that might have contributed to the decline in cigarette use include (1) a
90% increase in the retail price of cigarettes during December 1997–May
2003,5 (2) increases in school-based efforts
to prevent tobacco use, and (3) increases in the proportion of young persons
who have been exposed through the mass media to smoking-prevention campaigns
funded by states or the American Legacy Foundation.6 Factors
that might have slowed the rate of decline in cigarette use among young persons
include (1) tobacco industry expenditures on tobacco advertising and promotion,
which increased from $5.7 billion in 1997 to $11.2 billion in 20017; (2) reductions in Master Settlement Agreement

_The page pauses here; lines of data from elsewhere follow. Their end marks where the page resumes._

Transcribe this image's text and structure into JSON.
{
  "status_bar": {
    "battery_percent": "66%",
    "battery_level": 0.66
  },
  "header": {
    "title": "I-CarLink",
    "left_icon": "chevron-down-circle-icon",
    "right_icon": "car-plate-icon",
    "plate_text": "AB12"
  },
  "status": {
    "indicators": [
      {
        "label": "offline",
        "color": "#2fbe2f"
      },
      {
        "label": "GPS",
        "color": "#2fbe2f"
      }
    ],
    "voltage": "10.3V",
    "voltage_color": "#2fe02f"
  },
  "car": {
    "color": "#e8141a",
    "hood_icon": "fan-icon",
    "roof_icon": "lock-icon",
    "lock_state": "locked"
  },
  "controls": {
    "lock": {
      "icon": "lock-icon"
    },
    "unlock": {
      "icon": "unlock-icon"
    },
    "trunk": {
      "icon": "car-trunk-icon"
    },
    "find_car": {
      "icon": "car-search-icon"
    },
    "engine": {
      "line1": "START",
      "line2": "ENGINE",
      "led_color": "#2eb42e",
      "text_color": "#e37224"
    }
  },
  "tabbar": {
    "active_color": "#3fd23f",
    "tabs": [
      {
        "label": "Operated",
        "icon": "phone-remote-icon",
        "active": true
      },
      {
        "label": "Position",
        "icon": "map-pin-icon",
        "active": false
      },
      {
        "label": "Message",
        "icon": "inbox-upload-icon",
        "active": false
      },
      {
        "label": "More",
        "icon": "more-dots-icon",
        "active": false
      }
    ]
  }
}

funds used for tobacco-use prevention; and (3) the frequency with which smoking
was depicted in films.8
The findings in this report are subject to at least two limitations.
First, these data apply only to youths who attend high school. Nationwide,
among persons aged 16-17 years, approximately 6% were not enrolled in a high
school program and had not completed high school.9 Second,
the extent of underreporting or overreporting in YRBS cannot be determined,
although the survey questions demonstrate test/retest reliability.10
Although the declines in cigarette use are encouraging, prevention efforts
must be sustained if the nation is to reach its 2010 national health objective.
In 2003, approximately one in five high school students were current smokers,
and one in 10 were current frequent smokers. Reducing the prevalence of cigarette
use further among young persons will require continued efforts in (1) devising
targeted and effective media campaigns, (2) reducing depictions of tobacco
use in entertainment media, (3) instituting campaigns to discourage family
and friends from providing cigarettes to young persons, (4) promoting smoke-free
homes, (5) instituting comprehensive school-based programs and policies in
conjunction with supportive community activities to prevent smoking initiation
and encourage smoking cessation, and (6) decreasing the number of adult smokers
(e.g., parents) to present more nonsmoking role models.
Cigarette Use Among High School Students—United States, 1991-2003. JAMA. 2004;292(5):558–559. doi:10.1001/jama.292.5.558
Browse and subscribe to JAMA Network podcasts!
Create a personal account or sign in to: